From: DICTIONARY OF AMERICAN NAVAL FIGHTING SHIPS, Vol. IV (1969), p. 355.
Displacement: 59,901 t. (fl) Length: 972' Beam: 113' Extreme Width: 136' Draft: 34'6" max Speed: 33 k. Complement: 4,104 Armament: 18 5"; 84 40mm; 68 20mm Aircraft: 137 Class: Midway [These specifications were taken from Conway's All The World's Fighting Ships, 1922-1946, p. 106 as those from the DANFS were clearly in error.]
The third Midway (CVB-41) was laid down 27 October 1943 by Newport News Shipbuilding Co., Newport News, Va.; launched 20 March 1945; sponsored by, Mrs. Bradford William Ripley, Jr.; and commissioned 10 September 1945, Capt. Joseph F. Bolger in command.
After shakedown in the Caribbean, MIDWAY joined in the Atlantic Fleet training schedule, with Norfolk her homeport. From 20 February 1946 she was flagship for CarDiv 1. In March, she tested equipment and techniques for cold weather operations in the No rth Atlantic. East coast and Caribbean training was highlighted by operation "Sandy," in which in September 1947, she test fired a captured German V-2 rocket from her flight deck, first such launching from a moving platform.
On 29 October 1947, Midway sailed for the first of her annual deployments with the 6th Fleet, mighty peacekeeping force in the Mediterranean. A powerful extension of sea/air power, Midway trained between deployments and received alteration s necessary to accommodate heavier aircraft as they were developed. In 1952, she participated in North Sea maneuvers with NATO forces, and on 1 October was redesignated CVA-41.
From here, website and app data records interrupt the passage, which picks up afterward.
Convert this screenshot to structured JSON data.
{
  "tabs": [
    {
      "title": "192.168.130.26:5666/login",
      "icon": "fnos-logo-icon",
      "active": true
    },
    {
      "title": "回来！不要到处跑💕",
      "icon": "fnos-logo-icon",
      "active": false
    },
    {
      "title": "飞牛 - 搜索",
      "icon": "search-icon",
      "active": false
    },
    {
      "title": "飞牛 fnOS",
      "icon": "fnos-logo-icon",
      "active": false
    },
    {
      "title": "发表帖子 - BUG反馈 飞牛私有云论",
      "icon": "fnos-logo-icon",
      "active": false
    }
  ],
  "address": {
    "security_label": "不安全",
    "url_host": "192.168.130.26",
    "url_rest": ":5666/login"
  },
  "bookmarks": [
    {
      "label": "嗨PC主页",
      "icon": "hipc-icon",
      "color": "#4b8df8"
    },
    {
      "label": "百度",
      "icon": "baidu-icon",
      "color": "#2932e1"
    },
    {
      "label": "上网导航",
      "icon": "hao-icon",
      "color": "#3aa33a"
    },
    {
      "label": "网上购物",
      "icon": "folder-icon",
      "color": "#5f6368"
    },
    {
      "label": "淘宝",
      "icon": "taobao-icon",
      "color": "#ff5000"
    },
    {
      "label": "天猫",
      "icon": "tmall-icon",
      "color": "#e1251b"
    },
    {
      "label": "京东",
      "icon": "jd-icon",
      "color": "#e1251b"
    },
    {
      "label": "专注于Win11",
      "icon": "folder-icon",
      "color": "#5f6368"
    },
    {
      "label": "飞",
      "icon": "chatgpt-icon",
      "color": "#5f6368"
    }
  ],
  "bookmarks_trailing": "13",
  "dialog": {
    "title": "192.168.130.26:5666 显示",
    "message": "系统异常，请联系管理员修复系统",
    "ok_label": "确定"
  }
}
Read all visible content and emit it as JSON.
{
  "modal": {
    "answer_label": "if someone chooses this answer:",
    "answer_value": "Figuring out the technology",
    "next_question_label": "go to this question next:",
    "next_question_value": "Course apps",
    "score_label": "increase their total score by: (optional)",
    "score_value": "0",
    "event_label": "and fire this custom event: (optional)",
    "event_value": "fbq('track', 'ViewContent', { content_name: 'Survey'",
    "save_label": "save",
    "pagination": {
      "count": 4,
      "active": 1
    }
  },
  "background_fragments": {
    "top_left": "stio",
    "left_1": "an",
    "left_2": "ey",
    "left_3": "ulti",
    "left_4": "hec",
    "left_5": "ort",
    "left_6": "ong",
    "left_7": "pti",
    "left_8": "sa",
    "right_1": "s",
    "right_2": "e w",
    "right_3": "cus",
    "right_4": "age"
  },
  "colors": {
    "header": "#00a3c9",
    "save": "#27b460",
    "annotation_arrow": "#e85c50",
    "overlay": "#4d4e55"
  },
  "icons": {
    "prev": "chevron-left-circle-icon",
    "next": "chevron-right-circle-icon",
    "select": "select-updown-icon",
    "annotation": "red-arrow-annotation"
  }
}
Midway cleared Norfolk 27 December 1954 for a world cruise, sailing via the Cape of Good Hope for Taiwan, where she joined the 7th Fleet for operations in the Western Pacific until 28 June 1955 when she sailed for overhaul at Puget Sound Naval Ship yard. Here, she was out of commission until 30 September 1957, while she was modernized and such new innovations as an enclosed bow and an angled flight deck were installed.
Homeported at Alameda, Midway began annual deployments with the 7th Fleet in 1958, and was on such duty in the South China Sea during the Laotian crisis of spring l961. During her 1962 deployment, her aircraft tested the air defense systems of Ja pan, Korea, Okinawa, the Philippines, and Taiwan. When she again sailed for the Far East 6 March 1965, her aircraft were prepared for combat operations, and from mid-April flew strikes against military and logistics installations in North and South Vietn am. Illustrative of the major contribution the carrier made to the campaign of the free forces to repel Communist aggression was a notable "first" for aviators of her Attack Carrier Wing 2, who in June, downed the first three MIGs credited to U.S. Forces in Southeast Asia. Returning to Alameda 23 November, she entered San Francisco Bay Naval Shipyard 11 February 1966 for extensive modernization, for which she was placed in Reserve, in commission special, 15 February 1966. She is scheduled for recommiss ion in January 1970.
Transcribed by Michael Hansen